* PROBLEM REQUIREMENTS *
Go through the entries below and copy every line that holds the word "label".

* * * *

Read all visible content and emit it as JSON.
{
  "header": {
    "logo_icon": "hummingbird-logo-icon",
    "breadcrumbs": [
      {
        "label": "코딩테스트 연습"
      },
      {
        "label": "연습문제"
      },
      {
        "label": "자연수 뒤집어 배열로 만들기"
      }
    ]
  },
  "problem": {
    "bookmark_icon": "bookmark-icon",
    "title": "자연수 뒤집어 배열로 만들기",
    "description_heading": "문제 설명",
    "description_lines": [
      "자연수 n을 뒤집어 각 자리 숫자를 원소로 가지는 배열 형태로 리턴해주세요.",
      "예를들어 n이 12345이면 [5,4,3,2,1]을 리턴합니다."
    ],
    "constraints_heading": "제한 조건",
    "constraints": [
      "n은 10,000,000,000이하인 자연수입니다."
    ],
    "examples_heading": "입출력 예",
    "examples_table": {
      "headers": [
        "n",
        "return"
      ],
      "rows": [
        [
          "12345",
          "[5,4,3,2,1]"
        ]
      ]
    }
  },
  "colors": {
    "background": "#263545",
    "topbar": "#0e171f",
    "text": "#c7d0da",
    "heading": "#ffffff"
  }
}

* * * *

* RESPONSE TO THIS EXERCISE *
        "label": "코딩테스트 연습"
        "label": "연습문제"
        "label": "자연수 뒤집어 배열로 만들기"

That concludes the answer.